▶ _WHAT THE EXERCISE ASKS_: From the first entry to the last, repeat them all exactly.

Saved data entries
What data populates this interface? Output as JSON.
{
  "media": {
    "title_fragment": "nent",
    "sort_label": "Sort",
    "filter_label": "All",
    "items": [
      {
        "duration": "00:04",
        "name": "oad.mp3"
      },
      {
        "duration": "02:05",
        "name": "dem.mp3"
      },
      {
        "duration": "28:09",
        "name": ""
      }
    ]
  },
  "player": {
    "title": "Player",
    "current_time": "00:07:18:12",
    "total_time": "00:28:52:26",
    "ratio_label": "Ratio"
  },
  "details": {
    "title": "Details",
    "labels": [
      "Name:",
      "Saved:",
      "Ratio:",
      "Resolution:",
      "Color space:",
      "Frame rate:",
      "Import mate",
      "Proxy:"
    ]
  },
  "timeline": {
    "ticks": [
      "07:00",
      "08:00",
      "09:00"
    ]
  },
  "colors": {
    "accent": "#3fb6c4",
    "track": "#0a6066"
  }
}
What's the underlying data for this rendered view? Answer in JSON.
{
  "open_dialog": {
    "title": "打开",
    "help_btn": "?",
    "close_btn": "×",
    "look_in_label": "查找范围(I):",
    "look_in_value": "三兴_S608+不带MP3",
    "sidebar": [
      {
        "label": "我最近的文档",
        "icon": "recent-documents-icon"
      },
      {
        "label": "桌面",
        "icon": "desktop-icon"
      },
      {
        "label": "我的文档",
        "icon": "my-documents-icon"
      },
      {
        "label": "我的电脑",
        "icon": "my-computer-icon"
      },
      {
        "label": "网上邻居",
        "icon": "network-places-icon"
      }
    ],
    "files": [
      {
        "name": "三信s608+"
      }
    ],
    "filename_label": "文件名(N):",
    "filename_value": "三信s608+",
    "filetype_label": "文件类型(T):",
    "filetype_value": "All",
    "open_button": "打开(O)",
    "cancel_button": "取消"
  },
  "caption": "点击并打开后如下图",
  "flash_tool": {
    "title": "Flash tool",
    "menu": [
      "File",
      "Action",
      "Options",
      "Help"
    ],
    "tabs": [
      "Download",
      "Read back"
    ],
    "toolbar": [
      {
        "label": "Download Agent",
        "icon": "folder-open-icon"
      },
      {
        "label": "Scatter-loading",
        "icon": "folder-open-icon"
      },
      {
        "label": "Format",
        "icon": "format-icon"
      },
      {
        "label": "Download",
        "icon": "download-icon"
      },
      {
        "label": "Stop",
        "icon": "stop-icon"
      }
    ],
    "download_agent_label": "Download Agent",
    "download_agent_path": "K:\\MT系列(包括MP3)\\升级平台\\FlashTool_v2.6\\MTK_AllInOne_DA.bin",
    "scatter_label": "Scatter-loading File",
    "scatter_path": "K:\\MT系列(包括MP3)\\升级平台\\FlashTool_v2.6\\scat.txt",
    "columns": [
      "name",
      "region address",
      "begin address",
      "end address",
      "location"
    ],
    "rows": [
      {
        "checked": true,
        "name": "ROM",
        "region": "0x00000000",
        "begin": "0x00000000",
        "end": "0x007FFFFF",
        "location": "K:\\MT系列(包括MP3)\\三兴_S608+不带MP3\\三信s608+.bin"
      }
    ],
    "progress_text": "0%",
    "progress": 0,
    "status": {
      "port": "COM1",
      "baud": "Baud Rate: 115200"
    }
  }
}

▶ _RESULT_:
What data populates this interface? Output as JSON.
{
  "media": {
    "title_fragment": "nent",
    "sort_label": "Sort",
    "filter_label": "All",
    "items": [
      {
        "duration": "00:04",
        "name": "oad.mp3"
      },
      {
        "duration": "02:05",
        "name": "dem.mp3"
      },
      {
        "duration": "28:09",
        "name": ""
      }
    ]
  },
  "player": {
    "title": "Player",
    "current_time": "00:07:18:12",
    "total_time": "00:28:52:26",
    "ratio_label": "Ratio"
  },
  "details": {
    "title": "Details",
    "labels": [
      "Name:",
      "Saved:",
      "Ratio:",
      "Resolution:",
      "Color space:",
      "Frame rate:",
      "Import mate",
      "Proxy:"
    ]
  },
  "timeline": {
    "ticks": [
      "07:00",
      "08:00",
      "09:00"
    ]
  },
  "colors": {
    "accent": "#3fb6c4",
    "track": "#0a6066"
  }
}
What's the underlying data for this rendered view? Answer in JSON.
{
  "open_dialog": {
    "title": "打开",
    "help_btn": "?",
    "close_btn": "×",
    "look_in_label": "查找范围(I):",
    "look_in_value": "三兴_S608+不带MP3",
    "sidebar": [
      {
        "label": "我最近的文档",
        "icon": "recent-documents-icon"
      },
      {
        "label": "桌面",
        "icon": "desktop-icon"
      },
      {
        "label": "我的文档",
        "icon": "my-documents-icon"
      },
      {
        "label": "我的电脑",
        "icon": "my-computer-icon"
      },
      {
        "label": "网上邻居",
        "icon": "network-places-icon"
      }
    ],
    "files": [
      {
        "name": "三信s608+"
      }
    ],
    "filename_label": "文件名(N):",
    "filename_value": "三信s608+",
    "filetype_label": "文件类型(T):",
    "filetype_value": "All",
    "open_button": "打开(O)",
    "cancel_button": "取消"
  },
  "caption": "点击并打开后如下图",
  "flash_tool": {
    "title": "Flash tool",
    "menu": [
      "File",
      "Action",
      "Options",
      "Help"
    ],
    "tabs": [
      "Download",
      "Read back"
    ],
    "toolbar": [
      {
        "label": "Download Agent",
        "icon": "folder-open-icon"
      },
      {
        "label": "Scatter-loading",
        "icon": "folder-open-icon"
      },
      {
        "label": "Format",
        "icon": "format-icon"
      },
      {
        "label": "Download",
        "icon": "download-icon"
      },
      {
        "label": "Stop",
        "icon": "stop-icon"
      }
    ],
    "download_agent_label": "Download Agent",
    "download_agent_path": "K:\\MT系列(包括MP3)\\升级平台\\FlashTool_v2.6\\MTK_AllInOne_DA.bin",
    "scatter_label": "Scatter-loading File",
    "scatter_path": "K:\\MT系列(包括MP3)\\升级平台\\FlashTool_v2.6\\scat.txt",
    "columns": [
      "name",
      "region address",
      "begin address",
      "end address",
      "location"
    ],
    "rows": [
      {
        "checked": true,
        "name": "ROM",
        "region": "0x00000000",
        "begin": "0x00000000",
        "end": "0x007FFFFF",
        "location": "K:\\MT系列(包括MP3)\\三兴_S608+不带MP3\\三信s608+.bin"
      }
    ],
    "progress_text": "0%",
    "progress": 0,
    "status": {
      "port": "COM1",
      "baud": "Baud Rate: 115200"
    }
  }
}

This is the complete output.